Tuesday, June 24, 2014

The Uig Chessmen

In 1831, "a number of figures carved in ivory, apparently chessmen" appeared for sale in Edinburgh. Ten were quietly bought by an antiquarian and now reside in the National Museum of Scotland, along with an eleventh that surfaced a little later. The other 48 face pieces, some pawns and plain discs (possibly counters for a game like backgammon), and an ivory buckle were sold to the British Museum, where these "Lewis chessmen" are among the most popular objects on display.

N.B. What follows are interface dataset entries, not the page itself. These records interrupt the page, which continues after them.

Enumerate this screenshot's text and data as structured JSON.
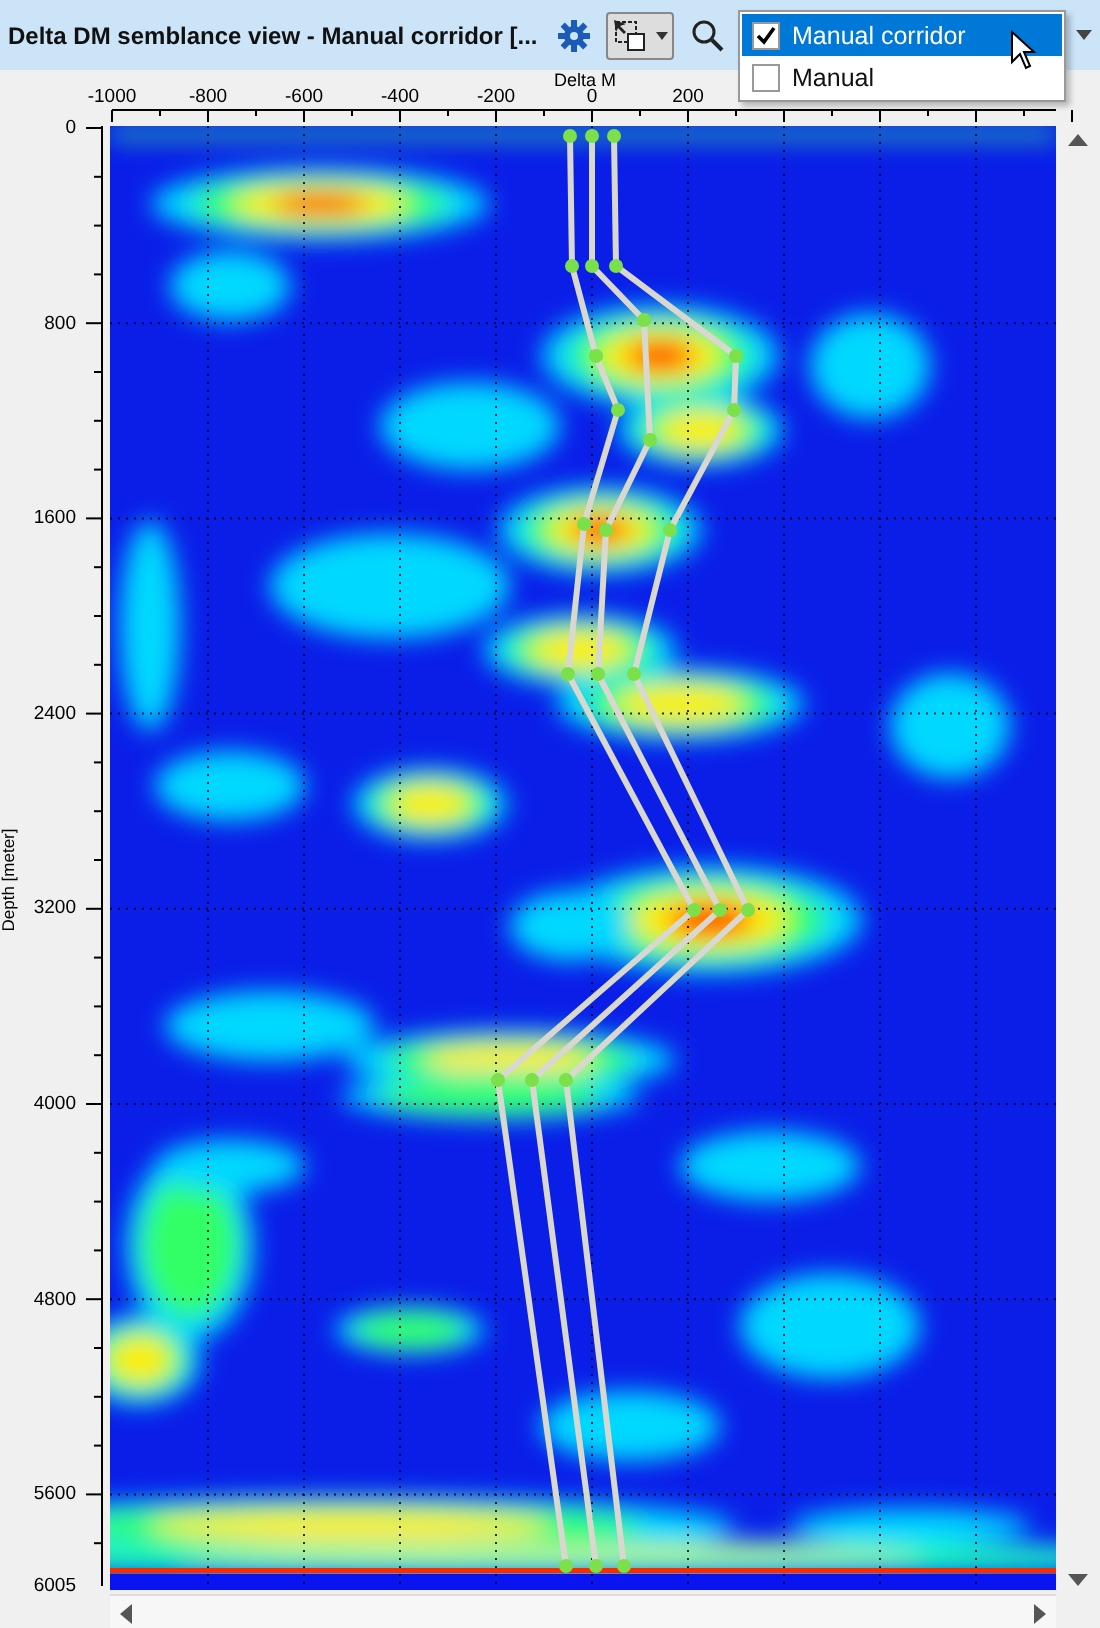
{
  "window": {
    "title": "Delta DM semblance view - Manual corridor [..."
  },
  "menu": {
    "items": [
      {
        "label": "Manual corridor",
        "checked": true,
        "selected": true
      },
      {
        "label": "Manual",
        "checked": false,
        "selected": false
      }
    ]
  },
  "plot": {
    "x_axis": {
      "title": "Delta M",
      "ticks": [
        "-1000",
        "-800",
        "-600",
        "-400",
        "-200",
        "0",
        "200"
      ]
    },
    "y_axis": {
      "title": "Depth [meter]",
      "ticks": [
        "0",
        "800",
        "1600",
        "2400",
        "3200",
        "4000",
        "4800",
        "5600",
        "6005"
      ]
    }
  }
}
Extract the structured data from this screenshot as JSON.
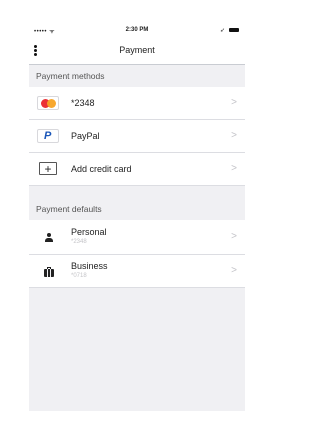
{
  "status_bar": {
    "signal": "••••• ᯤ",
    "time": "2:30 PM",
    "location": "➶"
  },
  "navbar": {
    "title": "Payment"
  },
  "payment_methods": {
    "header": "Payment methods",
    "items": [
      {
        "label": "*2348",
        "icon": "mastercard-icon"
      },
      {
        "label": "PayPal",
        "icon": "paypal-icon"
      },
      {
        "label": "Add credit card",
        "icon": "plus-icon"
      }
    ]
  },
  "payment_defaults": {
    "header": "Payment defaults",
    "items": [
      {
        "label": "Personal",
        "sub": "*2348",
        "icon": "person-icon"
      },
      {
        "label": "Business",
        "sub": "*0718",
        "icon": "briefcase-icon"
      }
    ]
  },
  "colors": {
    "mastercard_red": "#eb2f35",
    "mastercard_orange": "#f7a324",
    "paypal_blue": "#1a56b8",
    "background": "#f0f0f3"
  }
}
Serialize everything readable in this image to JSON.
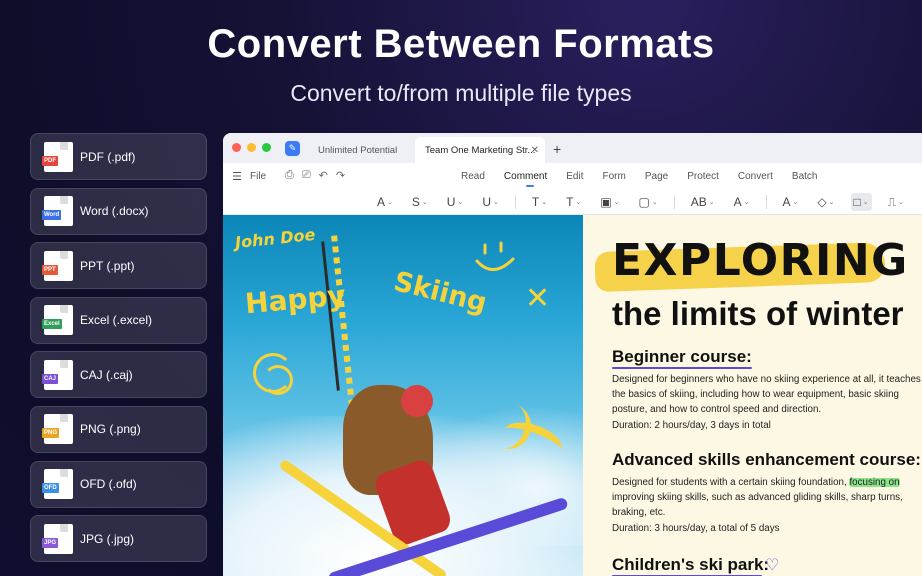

Carved of walrus tusk, several of the Lewis chessmen look like Viking berserks, biting their shields. Based on such details of design and dress, the chessmen are thought to have been made in Scandinavia around the year 1200. In my book-in-progress, The Ivory Vikings (to be published in the U.S. and the U.K. in May 2015 by Palgrave MacMillan), I examine the controversial theory presented by Gudmundur G. Thorarinsson (here: http://www.leit.is/lewis/) that the chessmen were created in Iceland by a woman named Margret.

But where they were made is not the only controversy surrounding the chessmen. They're called the Lewis chessmen, for everyone agrees they were found on the Isle of Lewis in the Outer Hebrides, off the west coast of Scotland. But when I went to Lewis two weeks ago, I heard several different stories of how--and where--they were discovered.

They were “buried fifteen feet under a bank of sand” on Uig Strand, somewhere near here:

They were found six to eight miles away at the “House of the Black Women,” thought to be an ancient nunnery, somewhere near here:

There was a shipwreck—and a murder. They were dug up by a cow, or a cow fell into a hole, or a wild storm scoured the dunes and exposed a strange underground room out of which a bevy of elf faces peered.

Once found, the chessmen were taken to the minister at Baile-na-Cille. He kept them here at the manse, before sending them on to Edinburgh to be sold:

In Ardroil, at the head of Uig Bay, the locals have erected a wooden chessman to mark the spot where the chessmen were found:

In Mealasta, site of the "House of the Black Women," archaeologists have dated a grain of barley to about the year 1200, when the chessmen were likely made:

The stories will never permit us to choose between Ardroil and Mealasta. All the accounts do, however, link the chessmen with Uig. The name--pronounced OO-ick--comes from the Old Norse word for bay, vík, from which we get our word Vikings.

"Uig" in the 1830s referred to the parish, not just to the bay, an area of over 200 square miles. Dave Roberts, a former schoolteacher who lives on a croft here, explained to me that adventurers who came no further than the Standing Stones at Callanish would say they’d been to Uig. And they had, indeed, crossed into the parish. But to reach Uig Strand took a fifteen-mile ferry ride down Loch Roag, then a four-mile walk along the boggy banks above Valtos Glen.

At low tide, the find spot at Ardroil would be a half-hour from there across the sands. The House of the Black Women would be a half-day’s hike over rather challenging terrain.

So where did the Lewis chessmen come from? We can all agree they came from Uig. Maybe we should start calling them the Uig chessmen.

No comments:

Post a Comment